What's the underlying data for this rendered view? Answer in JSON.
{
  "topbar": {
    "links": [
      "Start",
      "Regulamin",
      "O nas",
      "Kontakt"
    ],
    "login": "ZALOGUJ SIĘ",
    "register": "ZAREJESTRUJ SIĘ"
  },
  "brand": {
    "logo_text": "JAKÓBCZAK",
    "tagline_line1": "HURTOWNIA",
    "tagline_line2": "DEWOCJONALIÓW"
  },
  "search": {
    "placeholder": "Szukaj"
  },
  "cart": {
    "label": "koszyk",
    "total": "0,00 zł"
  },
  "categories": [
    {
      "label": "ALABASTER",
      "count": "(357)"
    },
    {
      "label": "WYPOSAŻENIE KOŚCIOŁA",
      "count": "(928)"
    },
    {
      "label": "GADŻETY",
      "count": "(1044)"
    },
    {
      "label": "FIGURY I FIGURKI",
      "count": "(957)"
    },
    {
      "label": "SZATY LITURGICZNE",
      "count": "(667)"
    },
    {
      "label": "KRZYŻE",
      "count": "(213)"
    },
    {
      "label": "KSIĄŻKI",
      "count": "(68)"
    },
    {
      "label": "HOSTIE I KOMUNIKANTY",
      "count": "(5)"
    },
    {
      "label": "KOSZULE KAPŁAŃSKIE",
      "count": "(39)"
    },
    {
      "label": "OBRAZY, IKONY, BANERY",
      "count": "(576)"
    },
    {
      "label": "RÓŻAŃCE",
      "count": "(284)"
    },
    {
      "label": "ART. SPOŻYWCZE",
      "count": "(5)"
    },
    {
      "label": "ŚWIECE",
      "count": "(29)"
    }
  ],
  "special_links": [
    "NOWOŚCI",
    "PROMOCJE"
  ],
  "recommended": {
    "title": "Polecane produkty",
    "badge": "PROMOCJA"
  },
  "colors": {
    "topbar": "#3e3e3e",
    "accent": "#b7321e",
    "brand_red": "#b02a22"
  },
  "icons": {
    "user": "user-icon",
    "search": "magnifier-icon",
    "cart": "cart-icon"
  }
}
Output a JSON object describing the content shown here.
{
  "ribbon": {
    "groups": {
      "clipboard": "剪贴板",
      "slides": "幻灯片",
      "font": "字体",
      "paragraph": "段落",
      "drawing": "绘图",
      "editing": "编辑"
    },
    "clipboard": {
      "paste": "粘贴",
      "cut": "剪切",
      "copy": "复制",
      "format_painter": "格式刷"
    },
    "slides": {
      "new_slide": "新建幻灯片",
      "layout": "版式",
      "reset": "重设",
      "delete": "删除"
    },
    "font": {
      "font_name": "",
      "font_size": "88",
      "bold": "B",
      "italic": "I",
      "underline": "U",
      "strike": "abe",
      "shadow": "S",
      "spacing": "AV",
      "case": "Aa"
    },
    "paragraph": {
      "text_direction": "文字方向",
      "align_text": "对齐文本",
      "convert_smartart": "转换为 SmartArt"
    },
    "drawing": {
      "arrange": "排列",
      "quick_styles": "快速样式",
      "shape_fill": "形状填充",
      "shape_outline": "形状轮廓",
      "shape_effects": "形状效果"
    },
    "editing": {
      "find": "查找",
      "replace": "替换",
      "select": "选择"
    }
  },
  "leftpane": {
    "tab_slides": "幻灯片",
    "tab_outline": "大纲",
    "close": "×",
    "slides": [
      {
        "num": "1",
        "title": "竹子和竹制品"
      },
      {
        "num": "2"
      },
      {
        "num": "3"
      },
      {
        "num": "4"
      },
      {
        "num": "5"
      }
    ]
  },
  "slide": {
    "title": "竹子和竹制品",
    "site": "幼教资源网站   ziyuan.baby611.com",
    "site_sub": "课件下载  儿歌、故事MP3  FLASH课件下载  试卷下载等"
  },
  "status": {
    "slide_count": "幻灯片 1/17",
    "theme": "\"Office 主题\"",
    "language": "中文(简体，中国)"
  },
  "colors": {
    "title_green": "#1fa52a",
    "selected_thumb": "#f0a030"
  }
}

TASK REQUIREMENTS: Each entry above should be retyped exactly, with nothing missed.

YOUR RESPONSE:
What's the underlying data for this rendered view? Answer in JSON.
{
  "topbar": {
    "links": [
      "Start",
      "Regulamin",
      "O nas",
      "Kontakt"
    ],
    "login": "ZALOGUJ SIĘ",
    "register": "ZAREJESTRUJ SIĘ"
  },
  "brand": {
    "logo_text": "JAKÓBCZAK",
    "tagline_line1": "HURTOWNIA",
    "tagline_line2": "DEWOCJONALIÓW"
  },
  "search": {
    "placeholder": "Szukaj"
  },
  "cart": {
    "label": "koszyk",
    "total": "0,00 zł"
  },
  "categories": [
    {
      "label": "ALABASTER",
      "count": "(357)"
    },
    {
      "label": "WYPOSAŻENIE KOŚCIOŁA",
      "count": "(928)"
    },
    {
      "label": "GADŻETY",
      "count": "(1044)"
    },
    {
      "label": "FIGURY I FIGURKI",
      "count": "(957)"
    },
    {
      "label": "SZATY LITURGICZNE",
      "count": "(667)"
    },
    {
      "label": "KRZYŻE",
      "count": "(213)"
    },
    {
      "label": "KSIĄŻKI",
      "count": "(68)"
    },
    {
      "label": "HOSTIE I KOMUNIKANTY",
      "count": "(5)"
    },
    {
      "label": "KOSZULE KAPŁAŃSKIE",
      "count": "(39)"
    },
    {
      "label": "OBRAZY, IKONY, BANERY",
      "count": "(576)"
    },
    {
      "label": "RÓŻAŃCE",
      "count": "(284)"
    },
    {
      "label": "ART. SPOŻYWCZE",
      "count": "(5)"
    },
    {
      "label": "ŚWIECE",
      "count": "(29)"
    }
  ],
  "special_links": [
    "NOWOŚCI",
    "PROMOCJE"
  ],
  "recommended": {
    "title": "Polecane produkty",
    "badge": "PROMOCJA"
  },
  "colors": {
    "topbar": "#3e3e3e",
    "accent": "#b7321e",
    "brand_red": "#b02a22"
  },
  "icons": {
    "user": "user-icon",
    "search": "magnifier-icon",
    "cart": "cart-icon"
  }
}
Output a JSON object describing the content shown here.
{
  "ribbon": {
    "groups": {
      "clipboard": "剪贴板",
      "slides": "幻灯片",
      "font": "字体",
      "paragraph": "段落",
      "drawing": "绘图",
      "editing": "编辑"
    },
    "clipboard": {
      "paste": "粘贴",
      "cut": "剪切",
      "copy": "复制",
      "format_painter": "格式刷"
    },
    "slides": {
      "new_slide": "新建幻灯片",
      "layout": "版式",
      "reset": "重设",
      "delete": "删除"
    },
    "font": {
      "font_name": "",
      "font_size": "88",
      "bold": "B",
      "italic": "I",
      "underline": "U",
      "strike": "abe",
      "shadow": "S",
      "spacing": "AV",
      "case": "Aa"
    },
    "paragraph": {
      "text_direction": "文字方向",
      "align_text": "对齐文本",
      "convert_smartart": "转换为 SmartArt"
    },
    "drawing": {
      "arrange": "排列",
      "quick_styles": "快速样式",
      "shape_fill": "形状填充",
      "shape_outline": "形状轮廓",
      "shape_effects": "形状效果"
    },
    "editing": {
      "find": "查找",
      "replace": "替换",
      "select": "选择"
    }
  },
  "leftpane": {
    "tab_slides": "幻灯片",
    "tab_outline": "大纲",
    "close": "×",
    "slides": [
      {
        "num": "1",
        "title": "竹子和竹制品"
      },
      {
        "num": "2"
      },
      {
        "num": "3"
      },
      {
        "num": "4"
      },
      {
        "num": "5"
      }
    ]
  },
  "slide": {
    "title": "竹子和竹制品",
    "site": "幼教资源网站   ziyuan.baby611.com",
    "site_sub": "课件下载  儿歌、故事MP3  FLASH课件下载  试卷下载等"
  },
  "status": {
    "slide_count": "幻灯片 1/17",
    "theme": "\"Office 主题\"",
    "language": "中文(简体，中国)"
  },
  "colors": {
    "title_green": "#1fa52a",
    "selected_thumb": "#f0a030"
  }
}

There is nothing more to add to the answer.